# What to produce:
Quote all entries in full, exactly.

═══ Supplied data ═══

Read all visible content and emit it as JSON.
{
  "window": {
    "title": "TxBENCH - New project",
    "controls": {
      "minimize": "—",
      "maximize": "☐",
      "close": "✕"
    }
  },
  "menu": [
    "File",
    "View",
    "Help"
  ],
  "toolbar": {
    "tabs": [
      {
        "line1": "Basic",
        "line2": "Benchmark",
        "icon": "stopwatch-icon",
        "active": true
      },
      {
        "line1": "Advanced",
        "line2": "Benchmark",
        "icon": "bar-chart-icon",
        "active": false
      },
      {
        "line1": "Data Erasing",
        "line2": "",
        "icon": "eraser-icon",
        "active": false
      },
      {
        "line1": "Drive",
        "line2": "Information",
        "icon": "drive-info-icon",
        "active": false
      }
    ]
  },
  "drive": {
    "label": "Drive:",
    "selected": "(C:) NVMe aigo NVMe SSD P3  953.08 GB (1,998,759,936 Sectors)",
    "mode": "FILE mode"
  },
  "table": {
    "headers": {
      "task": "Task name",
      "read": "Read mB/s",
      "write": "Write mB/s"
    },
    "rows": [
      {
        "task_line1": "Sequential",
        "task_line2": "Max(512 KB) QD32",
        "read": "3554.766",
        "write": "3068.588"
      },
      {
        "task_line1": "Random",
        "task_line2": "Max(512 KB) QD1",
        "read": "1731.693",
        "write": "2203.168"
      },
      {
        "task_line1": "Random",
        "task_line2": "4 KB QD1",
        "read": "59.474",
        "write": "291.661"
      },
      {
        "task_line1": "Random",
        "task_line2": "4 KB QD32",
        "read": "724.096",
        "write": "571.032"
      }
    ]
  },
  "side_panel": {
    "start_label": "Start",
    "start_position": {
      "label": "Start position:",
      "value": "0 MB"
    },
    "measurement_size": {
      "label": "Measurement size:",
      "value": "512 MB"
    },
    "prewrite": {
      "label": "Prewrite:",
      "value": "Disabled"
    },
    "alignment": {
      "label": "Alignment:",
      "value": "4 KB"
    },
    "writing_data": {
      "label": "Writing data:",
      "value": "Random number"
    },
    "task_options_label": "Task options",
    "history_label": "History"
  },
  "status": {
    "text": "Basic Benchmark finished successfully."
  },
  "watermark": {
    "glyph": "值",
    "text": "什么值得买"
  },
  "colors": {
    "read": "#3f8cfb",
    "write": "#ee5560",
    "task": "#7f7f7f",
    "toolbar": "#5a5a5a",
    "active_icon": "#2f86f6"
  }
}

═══

# Output below:
Read all visible content and emit it as JSON.
{
  "window": {
    "title": "TxBENCH - New project",
    "controls": {
      "minimize": "—",
      "maximize": "☐",
      "close": "✕"
    }
  },
  "menu": [
    "File",
    "View",
    "Help"
  ],
  "toolbar": {
    "tabs": [
      {
        "line1": "Basic",
        "line2": "Benchmark",
        "icon": "stopwatch-icon",
        "active": true
      },
      {
        "line1": "Advanced",
        "line2": "Benchmark",
        "icon": "bar-chart-icon",
        "active": false
      },
      {
        "line1": "Data Erasing",
        "line2": "",
        "icon": "eraser-icon",
        "active": false
      },
      {
        "line1": "Drive",
        "line2": "Information",
        "icon": "drive-info-icon",
        "active": false
      }
    ]
  },
  "drive": {
    "label": "Drive:",
    "selected": "(C:) NVMe aigo NVMe SSD P3  953.08 GB (1,998,759,936 Sectors)",
    "mode": "FILE mode"
  },
  "table": {
    "headers": {
      "task": "Task name",
      "read": "Read mB/s",
      "write": "Write mB/s"
    },
    "rows": [
      {
        "task_line1": "Sequential",
        "task_line2": "Max(512 KB) QD32",
        "read": "3554.766",
        "write": "3068.588"
      },
      {
        "task_line1": "Random",
        "task_line2": "Max(512 KB) QD1",
        "read": "1731.693",
        "write": "2203.168"
      },
      {
        "task_line1": "Random",
        "task_line2": "4 KB QD1",
        "read": "59.474",
        "write": "291.661"
      },
      {
        "task_line1": "Random",
        "task_line2": "4 KB QD32",
        "read": "724.096",
        "write": "571.032"
      }
    ]
  },
  "side_panel": {
    "start_label": "Start",
    "start_position": {
      "label": "Start position:",
      "value": "0 MB"
    },
    "measurement_size": {
      "label": "Measurement size:",
      "value": "512 MB"
    },
    "prewrite": {
      "label": "Prewrite:",
      "value": "Disabled"
    },
    "alignment": {
      "label": "Alignment:",
      "value": "4 KB"
    },
    "writing_data": {
      "label": "Writing data:",
      "value": "Random number"
    },
    "task_options_label": "Task options",
    "history_label": "History"
  },
  "status": {
    "text": "Basic Benchmark finished successfully."
  },
  "watermark": {
    "glyph": "值",
    "text": "什么值得买"
  },
  "colors": {
    "read": "#3f8cfb",
    "write": "#ee5560",
    "task": "#7f7f7f",
    "toolbar": "#5a5a5a",
    "active_icon": "#2f86f6"
  }
}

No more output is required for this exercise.